### TASK ITEM
From the listing below, pull each line that includes "title".

### INFORMATION GIVEN
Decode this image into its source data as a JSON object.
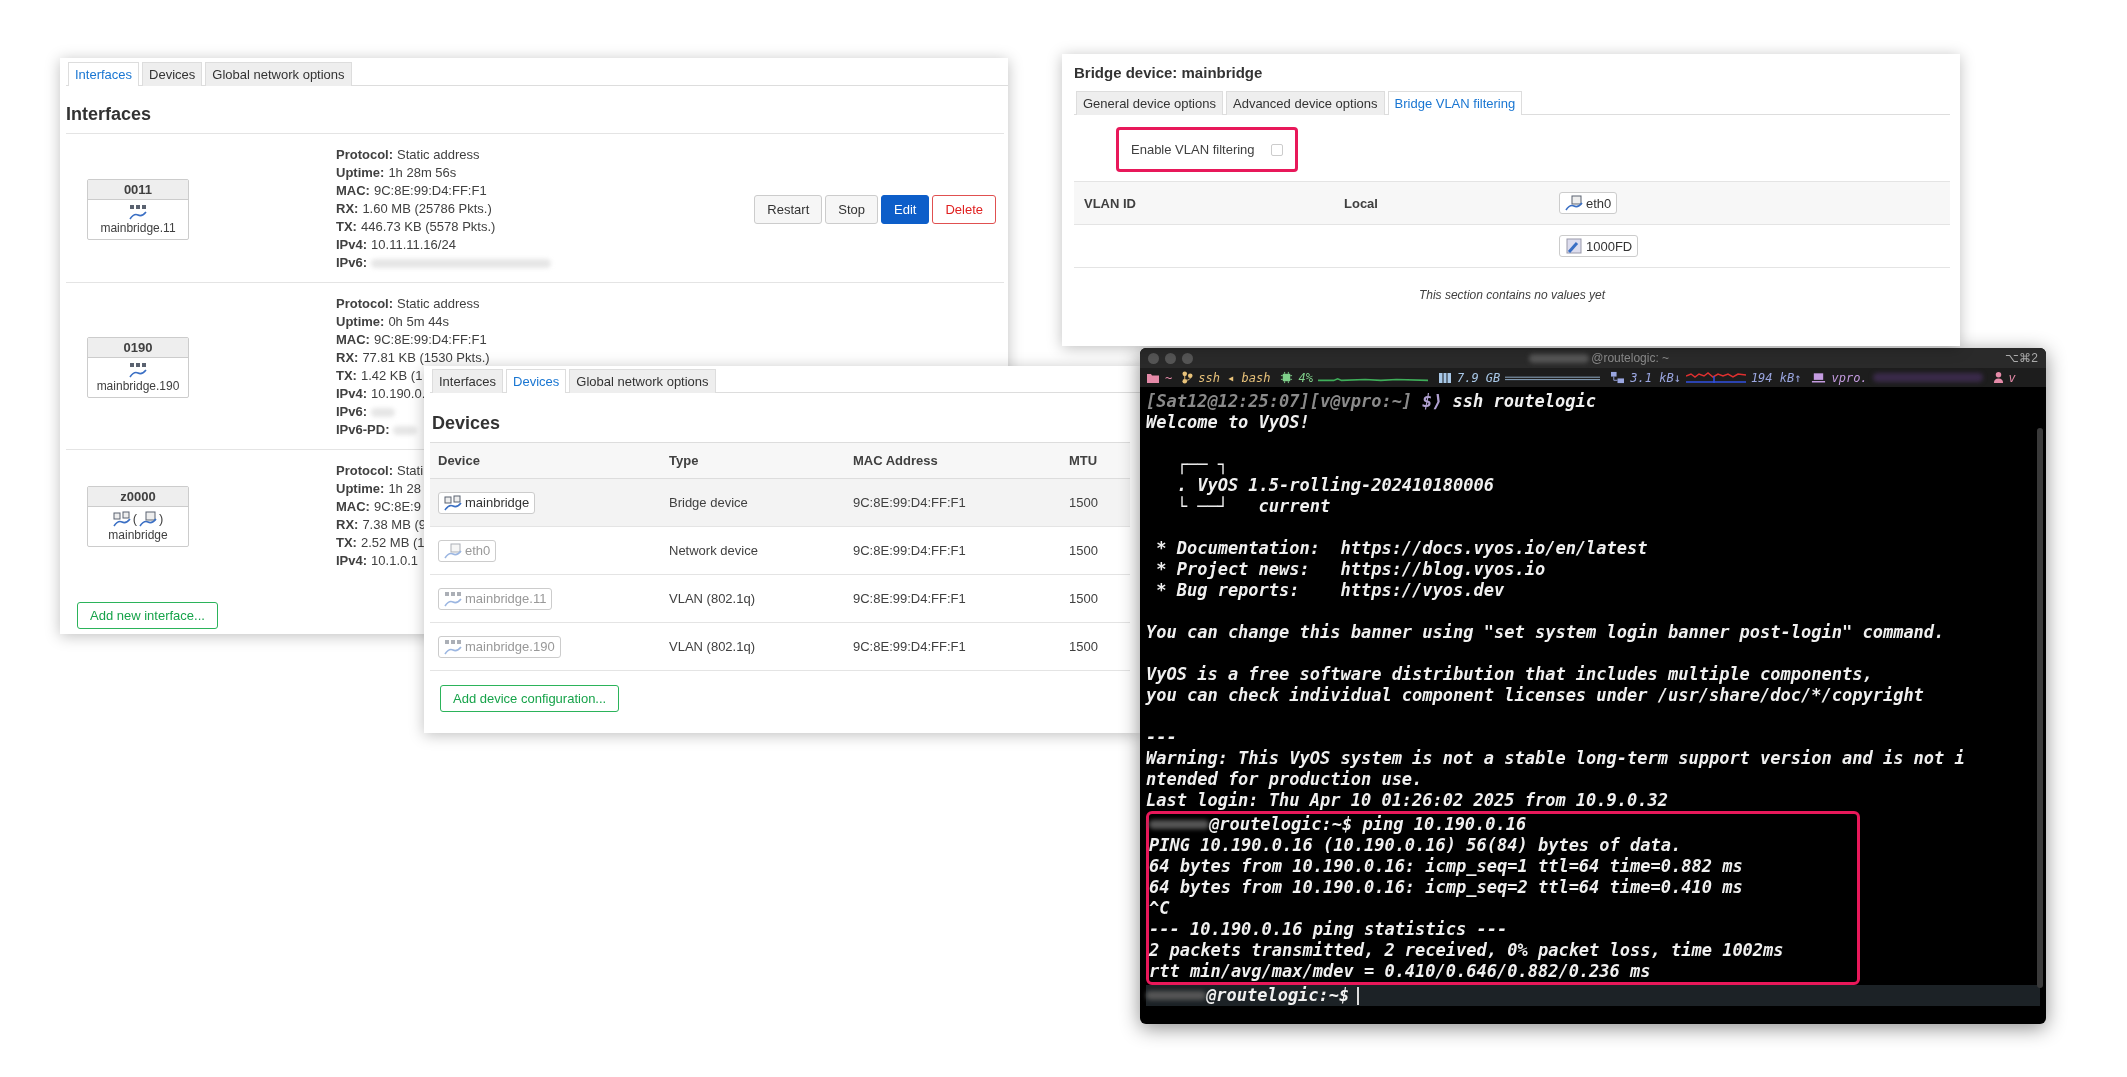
{
  "interfaces_window": {
    "tabs": [
      {
        "label": "Interfaces",
        "selected": true
      },
      {
        "label": "Devices",
        "selected": false
      },
      {
        "label": "Global network options",
        "selected": false
      }
    ],
    "heading": "Interfaces",
    "rows": [
      {
        "name": "0011",
        "icons": [
          {
            "kind": "vlan"
          }
        ],
        "device": "mainbridge.11",
        "details": [
          {
            "label": "Protocol:",
            "value": "Static address"
          },
          {
            "label": "Uptime:",
            "value": "1h 28m 56s"
          },
          {
            "label": "MAC:",
            "value": "9C:8E:99:D4:FF:F1"
          },
          {
            "label": "RX:",
            "value": "1.60 MB (25786 Pkts.)"
          },
          {
            "label": "TX:",
            "value": "446.73 KB (5578 Pkts.)"
          },
          {
            "label": "IPv4:",
            "value": "10.11.11.16/24"
          },
          {
            "label": "IPv6:",
            "blurred": true
          }
        ],
        "buttons": [
          {
            "label": "Restart",
            "kind": "default"
          },
          {
            "label": "Stop",
            "kind": "default"
          },
          {
            "label": "Edit",
            "kind": "primary"
          },
          {
            "label": "Delete",
            "kind": "danger"
          }
        ]
      },
      {
        "name": "0190",
        "icons": [
          {
            "kind": "vlan"
          }
        ],
        "device": "mainbridge.190",
        "details": [
          {
            "label": "Protocol:",
            "value": "Static address"
          },
          {
            "label": "Uptime:",
            "value": "0h 5m 44s"
          },
          {
            "label": "MAC:",
            "value": "9C:8E:99:D4:FF:F1"
          },
          {
            "label": "RX:",
            "value": "77.81 KB (1530 Pkts.)"
          },
          {
            "label": "TX:",
            "value": "1.42 KB (1"
          },
          {
            "label": "IPv4:",
            "value": "10.190.0."
          },
          {
            "label": "IPv6:",
            "blurred": true
          },
          {
            "label": "IPv6-PD:",
            "blurred": true
          }
        ]
      },
      {
        "name": "z0000",
        "icons": [
          {
            "kind": "bridge"
          },
          {
            "kind": "ethernet",
            "open": "(",
            "close": ")"
          }
        ],
        "device": "mainbridge",
        "details": [
          {
            "label": "Protocol:",
            "value": "Stati"
          },
          {
            "label": "Uptime:",
            "value": "1h 28"
          },
          {
            "label": "MAC:",
            "value": "9C:8E:9"
          },
          {
            "label": "RX:",
            "value": "7.38 MB (9"
          },
          {
            "label": "TX:",
            "value": "2.52 MB (1"
          },
          {
            "label": "IPv4:",
            "value": "10.1.0.1"
          }
        ]
      }
    ],
    "add_button": "Add new interface..."
  },
  "devices_window": {
    "tabs": [
      {
        "label": "Interfaces",
        "selected": false
      },
      {
        "label": "Devices",
        "selected": true
      },
      {
        "label": "Global network options",
        "selected": false
      }
    ],
    "heading": "Devices",
    "columns": [
      "Device",
      "Type",
      "MAC Address",
      "MTU"
    ],
    "rows": [
      {
        "device": "mainbridge",
        "kind": "bridge",
        "dimmed": false,
        "hovered": true,
        "type": "Bridge device",
        "mac": "9C:8E:99:D4:FF:F1",
        "mtu": "1500"
      },
      {
        "device": "eth0",
        "kind": "ethernet",
        "dimmed": true,
        "hovered": false,
        "type": "Network device",
        "mac": "9C:8E:99:D4:FF:F1",
        "mtu": "1500"
      },
      {
        "device": "mainbridge.11",
        "kind": "vlan",
        "dimmed": true,
        "hovered": false,
        "type": "VLAN (802.1q)",
        "mac": "9C:8E:99:D4:FF:F1",
        "mtu": "1500"
      },
      {
        "device": "mainbridge.190",
        "kind": "vlan",
        "dimmed": true,
        "hovered": false,
        "type": "VLAN (802.1q)",
        "mac": "9C:8E:99:D4:FF:F1",
        "mtu": "1500"
      }
    ],
    "add_button": "Add device configuration..."
  },
  "bridge_window": {
    "title": "Bridge device: mainbridge",
    "tabs": [
      {
        "label": "General device options",
        "selected": false
      },
      {
        "label": "Advanced device options",
        "selected": false
      },
      {
        "label": "Bridge VLAN filtering",
        "selected": true
      }
    ],
    "option": {
      "label": "Enable VLAN filtering",
      "checked": false,
      "highlighted": true
    },
    "columns": [
      "VLAN ID",
      "Local"
    ],
    "port": {
      "label": "eth0",
      "kind": "ethernet"
    },
    "port_speed": {
      "label": "1000FD",
      "kind": "cable"
    },
    "empty_note": "This section contains no values yet"
  },
  "terminal": {
    "title": "@routelogic: ~",
    "shortcut": "⌥⌘2",
    "status": [
      {
        "kind": "folder",
        "text": "~",
        "color": "#e58aa8"
      },
      {
        "kind": "branch",
        "text": "ssh ◂ bash",
        "color": "#e8c27a"
      },
      {
        "kind": "cpu",
        "text": "4%",
        "color": "#7fd08a"
      },
      {
        "kind": "memory",
        "text": "7.9 GB",
        "color": "#a8c8e8"
      },
      {
        "kind": "network",
        "text": "3.1 kB↓",
        "text2": "194 kB↑",
        "color": "#9aa6e0"
      },
      {
        "kind": "host",
        "text": "vpro.",
        "color": "#c49be0"
      },
      {
        "kind": "user",
        "text": "v",
        "color": "#e58aa8"
      }
    ],
    "lines": [
      {
        "kind": "ps1",
        "prompt": "[Sat12@12:25:07][v@vpro:~]",
        "symbol": "$⟩",
        "command": "ssh routelogic"
      },
      {
        "kind": "out",
        "text": "Welcome to VyOS!"
      },
      {
        "kind": "blank"
      },
      {
        "kind": "out",
        "text": "   ┌── ┐"
      },
      {
        "kind": "out",
        "text": "   . VyOS 1.5-rolling-202410180006"
      },
      {
        "kind": "out",
        "text": "   └ ──┘   current"
      },
      {
        "kind": "blank"
      },
      {
        "kind": "out",
        "text": " * Documentation:  https://docs.vyos.io/en/latest"
      },
      {
        "kind": "out",
        "text": " * Project news:   https://blog.vyos.io"
      },
      {
        "kind": "out",
        "text": " * Bug reports:    https://vyos.dev"
      },
      {
        "kind": "blank"
      },
      {
        "kind": "out",
        "text": "You can change this banner using \"set system login banner post-login\" command."
      },
      {
        "kind": "blank"
      },
      {
        "kind": "out",
        "text": "VyOS is a free software distribution that includes multiple components,"
      },
      {
        "kind": "out",
        "text": "you can check individual component licenses under /usr/share/doc/*/copyright"
      },
      {
        "kind": "blank"
      },
      {
        "kind": "out",
        "text": "---"
      },
      {
        "kind": "out",
        "text": "Warning: This VyOS system is not a stable long-term support version and is not i"
      },
      {
        "kind": "out",
        "text": "ntended for production use."
      },
      {
        "kind": "out",
        "text": "Last login: Thu Apr 10 01:26:02 2025 from 10.9.0.32"
      }
    ],
    "highlighted": [
      {
        "kind": "prompt",
        "text": "@routelogic:~$ ping 10.190.0.16"
      },
      {
        "kind": "out",
        "text": "PING 10.190.0.16 (10.190.0.16) 56(84) bytes of data."
      },
      {
        "kind": "out",
        "text": "64 bytes from 10.190.0.16: icmp_seq=1 ttl=64 time=0.882 ms"
      },
      {
        "kind": "out",
        "text": "64 bytes from 10.190.0.16: icmp_seq=2 ttl=64 time=0.410 ms"
      },
      {
        "kind": "out",
        "text": "^C"
      },
      {
        "kind": "out",
        "text": "--- 10.190.0.16 ping statistics ---"
      },
      {
        "kind": "out",
        "text": "2 packets transmitted, 2 received, 0% packet loss, time 1002ms"
      },
      {
        "kind": "out",
        "text": "rtt min/avg/max/mdev = 0.410/0.646/0.882/0.236 ms"
      }
    ],
    "after": [
      {
        "kind": "input",
        "text": "@routelogic:~$"
      }
    ]
  }
}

### RESPONSE AREA
    "title": "Bridge device: mainbridge",
    "title": "@routelogic: ~",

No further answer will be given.